I’ve hit a critical point in my life/career and it’s not something I’m really comfortable blogging about. Let’s just say that frustrations have mounted and I’m trying to find the best direction to push out in so that I can get back to being happy and productive.

A lot of my struggles of late have to do with my own lack of appreciation for the work that I’m doing. I just don’t feel that I’m delivering the level that I want for myself and that people who pay me to write deserve. I always want to be better, but that’s not the issue here. I know when I’ve done my job and want more, and when I’ve come up short. I feel like everything is coming up short of late and I can’t seem to grab onto anything that feels like the goods.

I’ve got things to be happy about, but I can’t seem to remember that or focus on it. But tomorrow is another day, and another chance to get it right or do better. So maybe that’s today’s TGIM.

TGIM – 10 Fingers

I mentioned my hand was one of the things throwing me off my game of late.  I got the cast off on Thursday and despite x-rays looking just as bad to my lay eye as they did on the initial break, the doc says I’m good to go.  When he put me in the cast, he said the hardest part would be getting mobility back in my finger.  It would be painful, might require physical therapy, and would take some time.
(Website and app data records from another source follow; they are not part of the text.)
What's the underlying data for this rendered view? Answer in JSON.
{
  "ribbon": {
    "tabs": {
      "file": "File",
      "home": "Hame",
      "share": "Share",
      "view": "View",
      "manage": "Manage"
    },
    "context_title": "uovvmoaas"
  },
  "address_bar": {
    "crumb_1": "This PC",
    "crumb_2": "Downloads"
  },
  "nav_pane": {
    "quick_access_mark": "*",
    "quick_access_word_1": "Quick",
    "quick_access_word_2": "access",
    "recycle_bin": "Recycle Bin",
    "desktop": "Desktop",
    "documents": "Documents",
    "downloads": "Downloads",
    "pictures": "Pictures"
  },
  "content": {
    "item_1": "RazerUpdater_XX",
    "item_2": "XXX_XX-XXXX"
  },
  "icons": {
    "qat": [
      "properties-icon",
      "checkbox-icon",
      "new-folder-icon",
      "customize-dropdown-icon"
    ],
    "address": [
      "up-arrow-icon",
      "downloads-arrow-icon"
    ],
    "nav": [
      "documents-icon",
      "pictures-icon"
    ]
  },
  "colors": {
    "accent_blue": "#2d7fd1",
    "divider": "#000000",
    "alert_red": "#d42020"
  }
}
Thursday was nothing but pain.  He showed me some simple exercises designed to stretch the tendons in my finger and I was supposed to do them at least once an hour.  They hurt like hell, with the one closest to the tip of my finger being excruciating and not showing any progress.  As I began to have a slightly movable finger, I became discouraged by the fact that I could only move it by pushing on it with the other hand.  Trying to do it on my own power was more painful than the exercises.

But then Sunday happened.  I slept in and worried that my fingers had been in the same position too long.  But as I got through the first couple exercises of the day, I realized my hand was moving – just a bit, but progress is progress.  It’s gotten better over the last day or so to the point where I can form 3/4 of a fist, and the exercises don’t hurt much at all.  My finger is starting to look like it might also one day straighten out.

And so we give thanks today, for my eventual return to two-handed glory.  There’s still a way to go to get back to full mobility, and my finger still looks swollen, but we’re on our way.  After this I need to get the strength back.  The weirdest part is re-introducing the finger into use.  I’ve been so used to using my ring and pinky on the left hand that even my un-hurt middle finger feels foreign.  I have to force myself to do things like type, turn pages, and pick up bags and other items just to get it back in the rhythm.

My spirits have lifted as the cast has come off, so I’m riding high these days.  Who knows.  Maybe the Hawks won’t even do anything to ruin that.

***
If you’re wondering about the image in the center above, that’s my shower glove, the XeroSox.  You actually suck out all the air from the glove once it’s on, providing a vacuum seal.  It’s exactly as crazy as it sounds, but it meant the difference between taking a bath or a one-handed normal(ish) shower.  And if you follow me on twitter, you’d have seen that fetish photo weeks ago.